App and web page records
[Start of Attachment]
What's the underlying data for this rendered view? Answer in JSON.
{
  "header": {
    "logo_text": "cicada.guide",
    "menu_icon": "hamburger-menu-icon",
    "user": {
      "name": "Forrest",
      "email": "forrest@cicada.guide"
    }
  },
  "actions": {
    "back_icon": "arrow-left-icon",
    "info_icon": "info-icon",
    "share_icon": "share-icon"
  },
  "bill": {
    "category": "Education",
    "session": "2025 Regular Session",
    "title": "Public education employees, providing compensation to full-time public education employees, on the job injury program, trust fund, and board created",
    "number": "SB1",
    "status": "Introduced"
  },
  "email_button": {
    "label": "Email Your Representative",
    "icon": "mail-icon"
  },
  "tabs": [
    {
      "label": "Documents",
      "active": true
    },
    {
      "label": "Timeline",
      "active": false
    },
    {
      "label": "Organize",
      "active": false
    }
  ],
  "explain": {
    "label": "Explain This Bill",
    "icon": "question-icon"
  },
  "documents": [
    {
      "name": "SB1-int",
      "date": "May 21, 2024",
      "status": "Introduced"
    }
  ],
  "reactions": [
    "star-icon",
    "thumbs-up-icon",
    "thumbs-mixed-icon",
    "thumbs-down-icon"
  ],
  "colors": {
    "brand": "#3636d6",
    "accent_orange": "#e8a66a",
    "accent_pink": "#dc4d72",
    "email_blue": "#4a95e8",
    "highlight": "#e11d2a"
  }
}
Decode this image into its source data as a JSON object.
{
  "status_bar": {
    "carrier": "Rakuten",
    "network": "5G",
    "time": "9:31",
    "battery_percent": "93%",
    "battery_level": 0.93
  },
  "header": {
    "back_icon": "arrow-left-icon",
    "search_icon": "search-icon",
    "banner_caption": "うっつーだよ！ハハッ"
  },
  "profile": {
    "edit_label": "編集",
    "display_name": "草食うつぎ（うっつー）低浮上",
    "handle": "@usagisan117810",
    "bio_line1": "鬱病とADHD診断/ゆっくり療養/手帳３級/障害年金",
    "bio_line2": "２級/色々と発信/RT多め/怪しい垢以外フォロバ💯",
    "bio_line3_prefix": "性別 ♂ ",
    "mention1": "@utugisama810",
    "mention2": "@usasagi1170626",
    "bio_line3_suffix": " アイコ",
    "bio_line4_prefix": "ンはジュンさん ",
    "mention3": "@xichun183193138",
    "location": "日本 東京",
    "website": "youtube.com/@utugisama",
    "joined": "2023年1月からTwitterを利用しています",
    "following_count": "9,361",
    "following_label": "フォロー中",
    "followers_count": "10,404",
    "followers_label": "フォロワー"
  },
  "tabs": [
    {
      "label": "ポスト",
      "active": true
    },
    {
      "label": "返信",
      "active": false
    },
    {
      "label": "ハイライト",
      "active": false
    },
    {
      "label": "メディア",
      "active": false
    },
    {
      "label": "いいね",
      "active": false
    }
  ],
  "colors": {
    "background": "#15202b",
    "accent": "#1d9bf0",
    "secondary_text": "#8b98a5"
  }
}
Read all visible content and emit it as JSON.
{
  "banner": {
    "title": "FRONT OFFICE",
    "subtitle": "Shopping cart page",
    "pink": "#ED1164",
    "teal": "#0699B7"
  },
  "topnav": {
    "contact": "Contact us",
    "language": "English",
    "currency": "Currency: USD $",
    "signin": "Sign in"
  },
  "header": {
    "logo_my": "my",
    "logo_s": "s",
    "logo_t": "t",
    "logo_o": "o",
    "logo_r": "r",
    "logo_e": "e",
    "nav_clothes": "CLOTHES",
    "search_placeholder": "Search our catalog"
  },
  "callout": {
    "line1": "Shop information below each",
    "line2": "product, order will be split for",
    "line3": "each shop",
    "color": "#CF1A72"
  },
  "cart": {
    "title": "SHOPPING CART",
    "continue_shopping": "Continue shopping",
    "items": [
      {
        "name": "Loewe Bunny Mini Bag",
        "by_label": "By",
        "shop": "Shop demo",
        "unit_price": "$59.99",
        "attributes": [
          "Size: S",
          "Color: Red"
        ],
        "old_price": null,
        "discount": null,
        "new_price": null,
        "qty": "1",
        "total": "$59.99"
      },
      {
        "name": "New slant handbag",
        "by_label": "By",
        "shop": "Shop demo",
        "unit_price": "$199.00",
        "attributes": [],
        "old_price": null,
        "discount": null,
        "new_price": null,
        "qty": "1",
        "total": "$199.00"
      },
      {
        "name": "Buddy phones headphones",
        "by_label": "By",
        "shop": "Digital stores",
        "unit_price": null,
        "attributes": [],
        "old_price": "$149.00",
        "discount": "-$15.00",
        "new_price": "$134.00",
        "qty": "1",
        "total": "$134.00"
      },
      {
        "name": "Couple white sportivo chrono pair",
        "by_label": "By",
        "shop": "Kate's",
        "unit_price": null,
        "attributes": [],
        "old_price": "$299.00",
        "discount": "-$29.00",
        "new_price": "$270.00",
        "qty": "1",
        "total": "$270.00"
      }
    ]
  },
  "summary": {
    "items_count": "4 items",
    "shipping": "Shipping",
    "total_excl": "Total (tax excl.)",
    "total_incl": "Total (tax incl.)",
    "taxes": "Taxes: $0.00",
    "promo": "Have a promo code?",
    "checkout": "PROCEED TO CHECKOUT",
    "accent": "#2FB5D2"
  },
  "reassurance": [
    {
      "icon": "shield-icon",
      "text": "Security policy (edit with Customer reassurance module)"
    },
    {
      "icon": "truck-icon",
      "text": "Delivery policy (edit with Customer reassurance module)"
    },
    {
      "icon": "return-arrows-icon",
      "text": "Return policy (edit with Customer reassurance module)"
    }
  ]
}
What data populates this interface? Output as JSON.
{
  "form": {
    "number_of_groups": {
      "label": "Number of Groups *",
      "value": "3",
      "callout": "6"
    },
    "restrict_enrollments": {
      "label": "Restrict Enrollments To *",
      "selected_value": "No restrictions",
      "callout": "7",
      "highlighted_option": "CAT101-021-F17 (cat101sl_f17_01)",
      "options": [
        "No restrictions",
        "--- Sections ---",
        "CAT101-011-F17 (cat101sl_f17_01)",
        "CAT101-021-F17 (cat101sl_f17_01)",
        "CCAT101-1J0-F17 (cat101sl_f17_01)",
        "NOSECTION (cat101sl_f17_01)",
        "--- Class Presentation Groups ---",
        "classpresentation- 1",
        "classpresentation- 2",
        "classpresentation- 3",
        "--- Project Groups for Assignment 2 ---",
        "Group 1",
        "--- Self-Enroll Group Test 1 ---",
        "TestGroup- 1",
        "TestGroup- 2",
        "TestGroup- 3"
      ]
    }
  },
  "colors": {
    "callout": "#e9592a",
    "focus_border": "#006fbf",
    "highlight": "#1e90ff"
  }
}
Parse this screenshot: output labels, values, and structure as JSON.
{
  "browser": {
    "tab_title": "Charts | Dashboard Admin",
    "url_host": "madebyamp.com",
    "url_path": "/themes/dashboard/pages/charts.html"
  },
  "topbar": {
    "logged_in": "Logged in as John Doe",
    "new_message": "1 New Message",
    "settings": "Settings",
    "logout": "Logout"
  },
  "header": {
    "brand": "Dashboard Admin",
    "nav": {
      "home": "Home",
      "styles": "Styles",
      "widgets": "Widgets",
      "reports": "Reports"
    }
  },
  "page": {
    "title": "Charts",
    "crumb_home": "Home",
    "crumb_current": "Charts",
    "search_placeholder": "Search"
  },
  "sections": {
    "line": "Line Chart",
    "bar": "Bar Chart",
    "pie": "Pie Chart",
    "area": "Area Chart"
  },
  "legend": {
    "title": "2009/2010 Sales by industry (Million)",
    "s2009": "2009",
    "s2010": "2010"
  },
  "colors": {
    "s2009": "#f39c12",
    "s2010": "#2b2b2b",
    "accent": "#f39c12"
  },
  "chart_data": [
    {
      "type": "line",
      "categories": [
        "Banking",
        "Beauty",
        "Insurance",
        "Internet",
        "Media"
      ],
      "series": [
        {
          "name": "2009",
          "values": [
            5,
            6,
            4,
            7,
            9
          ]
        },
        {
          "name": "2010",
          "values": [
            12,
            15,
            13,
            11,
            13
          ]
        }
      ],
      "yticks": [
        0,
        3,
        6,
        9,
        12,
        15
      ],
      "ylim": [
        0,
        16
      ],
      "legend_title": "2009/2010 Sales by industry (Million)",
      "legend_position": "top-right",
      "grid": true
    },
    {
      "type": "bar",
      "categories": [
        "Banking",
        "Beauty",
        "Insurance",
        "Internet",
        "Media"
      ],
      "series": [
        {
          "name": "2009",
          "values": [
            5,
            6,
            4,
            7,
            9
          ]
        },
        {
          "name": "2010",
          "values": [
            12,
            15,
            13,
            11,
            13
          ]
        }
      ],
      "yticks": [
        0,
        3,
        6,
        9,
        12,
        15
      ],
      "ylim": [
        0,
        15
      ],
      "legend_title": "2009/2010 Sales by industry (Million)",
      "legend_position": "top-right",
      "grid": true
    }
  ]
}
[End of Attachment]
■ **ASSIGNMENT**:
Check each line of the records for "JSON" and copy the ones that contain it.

■ **REPLY**:
What's the underlying data for this rendered view? Answer in JSON.
Decode this image into its source data as a JSON object.
Read all visible content and emit it as JSON.
What data populates this interface? Output as JSON.
Parse this screenshot: output labels, values, and structure as JSON.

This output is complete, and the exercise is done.